[Entries from a dataset of interfaces]

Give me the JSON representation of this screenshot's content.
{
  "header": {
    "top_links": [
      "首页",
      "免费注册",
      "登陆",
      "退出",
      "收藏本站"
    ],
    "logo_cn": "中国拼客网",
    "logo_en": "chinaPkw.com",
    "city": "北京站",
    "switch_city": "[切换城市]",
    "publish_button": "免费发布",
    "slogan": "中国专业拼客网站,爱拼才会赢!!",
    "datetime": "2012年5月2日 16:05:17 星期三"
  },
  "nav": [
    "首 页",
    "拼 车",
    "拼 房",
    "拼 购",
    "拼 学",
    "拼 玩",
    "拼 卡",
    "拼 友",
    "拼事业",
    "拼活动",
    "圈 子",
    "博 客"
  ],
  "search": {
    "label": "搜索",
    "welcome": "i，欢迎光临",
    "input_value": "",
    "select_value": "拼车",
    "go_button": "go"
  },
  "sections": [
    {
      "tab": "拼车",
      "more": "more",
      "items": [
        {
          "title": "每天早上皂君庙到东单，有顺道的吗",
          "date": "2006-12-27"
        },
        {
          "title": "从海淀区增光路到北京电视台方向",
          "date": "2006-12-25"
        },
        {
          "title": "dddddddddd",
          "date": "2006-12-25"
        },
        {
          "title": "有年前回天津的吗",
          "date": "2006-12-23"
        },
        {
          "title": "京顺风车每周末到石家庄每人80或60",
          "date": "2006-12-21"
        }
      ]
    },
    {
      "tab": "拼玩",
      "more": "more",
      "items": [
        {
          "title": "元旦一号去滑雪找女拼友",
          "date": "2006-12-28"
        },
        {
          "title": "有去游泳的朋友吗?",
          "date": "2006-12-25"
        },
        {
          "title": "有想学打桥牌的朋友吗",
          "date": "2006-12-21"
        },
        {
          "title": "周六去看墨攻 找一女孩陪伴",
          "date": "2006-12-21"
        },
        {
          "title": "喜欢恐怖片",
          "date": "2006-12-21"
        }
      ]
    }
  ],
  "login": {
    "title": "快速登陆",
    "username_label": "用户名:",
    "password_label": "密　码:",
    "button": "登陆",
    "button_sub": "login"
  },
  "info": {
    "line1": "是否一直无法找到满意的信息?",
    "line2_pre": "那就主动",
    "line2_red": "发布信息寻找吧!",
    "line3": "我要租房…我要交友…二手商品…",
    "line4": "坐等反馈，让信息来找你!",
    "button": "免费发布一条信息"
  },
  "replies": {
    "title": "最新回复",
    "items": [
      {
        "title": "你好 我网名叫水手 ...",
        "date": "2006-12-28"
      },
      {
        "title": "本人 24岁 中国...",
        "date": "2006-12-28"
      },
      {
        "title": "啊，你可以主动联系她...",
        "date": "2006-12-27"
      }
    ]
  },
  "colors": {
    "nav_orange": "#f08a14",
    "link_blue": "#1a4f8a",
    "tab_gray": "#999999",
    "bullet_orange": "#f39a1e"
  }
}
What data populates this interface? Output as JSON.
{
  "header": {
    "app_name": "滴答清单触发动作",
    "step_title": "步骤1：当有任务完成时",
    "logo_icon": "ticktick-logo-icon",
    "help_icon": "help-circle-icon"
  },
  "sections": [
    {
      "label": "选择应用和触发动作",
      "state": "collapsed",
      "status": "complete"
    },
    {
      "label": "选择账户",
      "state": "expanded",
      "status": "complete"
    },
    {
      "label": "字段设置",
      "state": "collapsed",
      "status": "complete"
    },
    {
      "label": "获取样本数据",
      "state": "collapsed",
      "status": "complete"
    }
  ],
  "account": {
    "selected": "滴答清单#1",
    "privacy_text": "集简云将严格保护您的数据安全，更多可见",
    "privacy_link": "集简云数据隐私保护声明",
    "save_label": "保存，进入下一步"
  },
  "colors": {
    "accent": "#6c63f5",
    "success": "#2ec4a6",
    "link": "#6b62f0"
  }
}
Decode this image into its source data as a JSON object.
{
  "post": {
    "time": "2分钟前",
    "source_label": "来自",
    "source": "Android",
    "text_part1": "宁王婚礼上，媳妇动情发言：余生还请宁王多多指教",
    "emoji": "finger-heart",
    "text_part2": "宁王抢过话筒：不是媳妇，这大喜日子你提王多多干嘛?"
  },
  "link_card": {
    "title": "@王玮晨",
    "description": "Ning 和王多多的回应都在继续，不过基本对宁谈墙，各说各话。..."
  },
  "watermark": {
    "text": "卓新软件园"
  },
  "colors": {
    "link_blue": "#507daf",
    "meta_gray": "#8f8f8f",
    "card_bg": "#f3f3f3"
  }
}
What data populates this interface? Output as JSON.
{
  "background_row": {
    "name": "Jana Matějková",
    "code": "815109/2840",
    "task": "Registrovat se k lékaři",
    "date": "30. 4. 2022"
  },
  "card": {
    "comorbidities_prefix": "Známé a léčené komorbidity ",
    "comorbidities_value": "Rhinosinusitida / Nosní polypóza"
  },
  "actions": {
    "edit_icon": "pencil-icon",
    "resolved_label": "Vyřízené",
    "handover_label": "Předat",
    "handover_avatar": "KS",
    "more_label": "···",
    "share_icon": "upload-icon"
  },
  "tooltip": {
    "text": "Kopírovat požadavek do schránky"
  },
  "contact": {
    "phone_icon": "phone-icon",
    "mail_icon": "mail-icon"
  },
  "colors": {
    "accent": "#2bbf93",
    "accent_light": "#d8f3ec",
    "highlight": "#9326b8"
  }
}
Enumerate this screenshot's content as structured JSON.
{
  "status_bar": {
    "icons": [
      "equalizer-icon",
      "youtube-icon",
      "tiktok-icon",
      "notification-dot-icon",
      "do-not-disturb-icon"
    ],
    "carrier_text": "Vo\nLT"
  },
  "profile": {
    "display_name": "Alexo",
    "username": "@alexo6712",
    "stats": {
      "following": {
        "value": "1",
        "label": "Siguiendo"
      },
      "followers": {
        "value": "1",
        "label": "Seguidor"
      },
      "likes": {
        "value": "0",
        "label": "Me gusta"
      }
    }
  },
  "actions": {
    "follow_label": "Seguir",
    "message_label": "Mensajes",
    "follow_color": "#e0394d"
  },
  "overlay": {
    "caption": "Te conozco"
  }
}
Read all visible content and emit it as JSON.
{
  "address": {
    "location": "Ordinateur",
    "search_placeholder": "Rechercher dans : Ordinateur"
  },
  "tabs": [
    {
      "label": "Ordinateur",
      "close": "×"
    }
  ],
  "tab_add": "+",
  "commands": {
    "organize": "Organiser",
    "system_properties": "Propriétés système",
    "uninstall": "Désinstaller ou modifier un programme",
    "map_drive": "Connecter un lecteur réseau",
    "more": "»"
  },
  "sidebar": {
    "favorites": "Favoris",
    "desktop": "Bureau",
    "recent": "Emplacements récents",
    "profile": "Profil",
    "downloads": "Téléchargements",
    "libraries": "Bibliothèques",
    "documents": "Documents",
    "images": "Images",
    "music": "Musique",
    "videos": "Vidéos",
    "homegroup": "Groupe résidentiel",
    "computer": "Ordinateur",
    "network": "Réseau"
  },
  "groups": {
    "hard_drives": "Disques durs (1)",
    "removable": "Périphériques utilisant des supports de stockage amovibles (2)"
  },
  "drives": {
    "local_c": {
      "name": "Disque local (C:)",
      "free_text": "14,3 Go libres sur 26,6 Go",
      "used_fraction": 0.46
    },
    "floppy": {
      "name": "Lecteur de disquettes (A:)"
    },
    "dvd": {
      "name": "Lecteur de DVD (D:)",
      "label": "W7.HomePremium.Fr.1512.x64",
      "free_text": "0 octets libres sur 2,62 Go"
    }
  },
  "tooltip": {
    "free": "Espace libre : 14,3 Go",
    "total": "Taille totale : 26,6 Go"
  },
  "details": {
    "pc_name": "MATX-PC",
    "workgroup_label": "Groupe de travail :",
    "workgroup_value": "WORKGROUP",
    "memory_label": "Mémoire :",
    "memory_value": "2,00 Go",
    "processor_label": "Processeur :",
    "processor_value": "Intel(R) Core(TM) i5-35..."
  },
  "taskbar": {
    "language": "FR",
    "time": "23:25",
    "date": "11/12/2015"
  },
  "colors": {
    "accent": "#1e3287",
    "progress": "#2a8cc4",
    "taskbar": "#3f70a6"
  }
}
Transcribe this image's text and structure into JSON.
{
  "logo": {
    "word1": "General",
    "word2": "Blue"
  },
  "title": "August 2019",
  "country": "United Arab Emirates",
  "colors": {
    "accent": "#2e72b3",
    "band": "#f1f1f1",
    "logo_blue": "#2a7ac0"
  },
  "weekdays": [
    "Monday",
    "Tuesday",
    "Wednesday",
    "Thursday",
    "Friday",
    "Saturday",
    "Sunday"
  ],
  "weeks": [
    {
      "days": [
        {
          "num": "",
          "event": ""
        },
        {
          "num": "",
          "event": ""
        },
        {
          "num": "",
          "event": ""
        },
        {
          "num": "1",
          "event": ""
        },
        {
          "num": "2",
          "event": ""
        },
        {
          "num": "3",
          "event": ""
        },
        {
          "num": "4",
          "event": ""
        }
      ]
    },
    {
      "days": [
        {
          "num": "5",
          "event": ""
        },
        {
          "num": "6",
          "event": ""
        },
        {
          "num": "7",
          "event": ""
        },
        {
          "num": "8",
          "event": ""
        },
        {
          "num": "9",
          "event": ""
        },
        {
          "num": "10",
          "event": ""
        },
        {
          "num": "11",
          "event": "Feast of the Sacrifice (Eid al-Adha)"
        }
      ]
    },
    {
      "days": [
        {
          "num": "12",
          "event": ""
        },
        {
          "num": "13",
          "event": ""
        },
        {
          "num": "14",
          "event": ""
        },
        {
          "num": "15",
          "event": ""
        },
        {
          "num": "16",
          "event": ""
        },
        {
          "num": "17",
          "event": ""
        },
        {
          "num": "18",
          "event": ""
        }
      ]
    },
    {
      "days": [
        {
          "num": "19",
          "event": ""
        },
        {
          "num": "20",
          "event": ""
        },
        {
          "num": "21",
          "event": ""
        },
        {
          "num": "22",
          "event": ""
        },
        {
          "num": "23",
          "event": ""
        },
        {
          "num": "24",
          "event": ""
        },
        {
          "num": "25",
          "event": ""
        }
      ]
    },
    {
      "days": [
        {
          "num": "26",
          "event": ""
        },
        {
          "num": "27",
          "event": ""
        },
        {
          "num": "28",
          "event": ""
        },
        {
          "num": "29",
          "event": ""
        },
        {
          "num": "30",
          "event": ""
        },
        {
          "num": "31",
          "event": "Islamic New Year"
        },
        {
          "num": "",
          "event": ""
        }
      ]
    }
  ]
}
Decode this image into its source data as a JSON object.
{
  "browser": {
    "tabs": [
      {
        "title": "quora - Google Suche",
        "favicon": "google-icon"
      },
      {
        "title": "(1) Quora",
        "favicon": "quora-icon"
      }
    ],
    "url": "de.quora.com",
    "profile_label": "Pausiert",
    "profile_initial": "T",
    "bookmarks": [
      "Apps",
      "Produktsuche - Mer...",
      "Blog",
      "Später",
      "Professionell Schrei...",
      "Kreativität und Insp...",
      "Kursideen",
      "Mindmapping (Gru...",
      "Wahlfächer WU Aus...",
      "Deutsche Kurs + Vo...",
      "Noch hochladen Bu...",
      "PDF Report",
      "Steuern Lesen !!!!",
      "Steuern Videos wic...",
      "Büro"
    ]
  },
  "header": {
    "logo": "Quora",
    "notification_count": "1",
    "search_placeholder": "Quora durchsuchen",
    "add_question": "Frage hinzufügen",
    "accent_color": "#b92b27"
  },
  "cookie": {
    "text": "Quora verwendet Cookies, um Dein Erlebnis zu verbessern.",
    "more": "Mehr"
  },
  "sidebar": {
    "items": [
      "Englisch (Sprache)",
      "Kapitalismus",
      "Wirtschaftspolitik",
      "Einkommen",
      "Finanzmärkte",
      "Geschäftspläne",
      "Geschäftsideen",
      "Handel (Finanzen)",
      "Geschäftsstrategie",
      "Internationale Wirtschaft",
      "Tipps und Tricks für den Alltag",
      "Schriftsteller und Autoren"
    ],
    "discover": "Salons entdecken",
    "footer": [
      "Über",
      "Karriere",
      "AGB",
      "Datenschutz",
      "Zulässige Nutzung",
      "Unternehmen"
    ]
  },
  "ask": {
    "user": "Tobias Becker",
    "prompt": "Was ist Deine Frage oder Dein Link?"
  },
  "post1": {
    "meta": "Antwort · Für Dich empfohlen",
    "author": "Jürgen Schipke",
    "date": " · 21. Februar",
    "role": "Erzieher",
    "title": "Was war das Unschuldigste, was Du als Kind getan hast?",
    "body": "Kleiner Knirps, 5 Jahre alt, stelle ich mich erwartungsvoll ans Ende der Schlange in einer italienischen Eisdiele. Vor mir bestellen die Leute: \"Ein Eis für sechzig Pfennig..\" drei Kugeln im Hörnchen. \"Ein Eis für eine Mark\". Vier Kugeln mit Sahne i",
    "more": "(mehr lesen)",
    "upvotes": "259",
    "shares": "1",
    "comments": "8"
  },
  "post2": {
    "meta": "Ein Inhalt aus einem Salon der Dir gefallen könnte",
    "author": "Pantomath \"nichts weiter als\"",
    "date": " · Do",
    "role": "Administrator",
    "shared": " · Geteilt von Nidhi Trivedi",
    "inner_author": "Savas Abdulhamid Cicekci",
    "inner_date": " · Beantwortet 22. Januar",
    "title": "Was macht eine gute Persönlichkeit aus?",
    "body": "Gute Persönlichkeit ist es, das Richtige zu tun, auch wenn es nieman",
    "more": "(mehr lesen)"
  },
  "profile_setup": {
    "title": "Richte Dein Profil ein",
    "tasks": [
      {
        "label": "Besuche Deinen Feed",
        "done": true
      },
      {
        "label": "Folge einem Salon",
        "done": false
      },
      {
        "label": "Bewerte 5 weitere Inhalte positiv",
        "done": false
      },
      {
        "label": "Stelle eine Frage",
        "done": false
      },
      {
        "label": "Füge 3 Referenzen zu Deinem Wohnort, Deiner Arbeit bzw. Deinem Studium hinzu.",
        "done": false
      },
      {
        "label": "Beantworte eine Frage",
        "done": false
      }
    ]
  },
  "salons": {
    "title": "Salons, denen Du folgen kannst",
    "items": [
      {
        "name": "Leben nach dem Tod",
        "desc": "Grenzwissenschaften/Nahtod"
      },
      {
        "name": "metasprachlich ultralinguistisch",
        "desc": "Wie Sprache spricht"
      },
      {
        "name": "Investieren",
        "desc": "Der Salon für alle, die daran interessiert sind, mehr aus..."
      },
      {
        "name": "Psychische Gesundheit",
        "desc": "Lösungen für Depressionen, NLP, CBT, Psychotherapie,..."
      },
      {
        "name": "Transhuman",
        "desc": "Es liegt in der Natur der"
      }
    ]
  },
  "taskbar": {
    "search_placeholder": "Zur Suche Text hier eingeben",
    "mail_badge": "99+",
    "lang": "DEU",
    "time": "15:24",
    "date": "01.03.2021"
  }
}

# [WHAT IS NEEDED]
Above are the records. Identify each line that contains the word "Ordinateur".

# [REPLY]
    "location": "Ordinateur",
    "search_placeholder": "Rechercher dans : Ordinateur"
      "label": "Ordinateur",
    "computer": "Ordinateur",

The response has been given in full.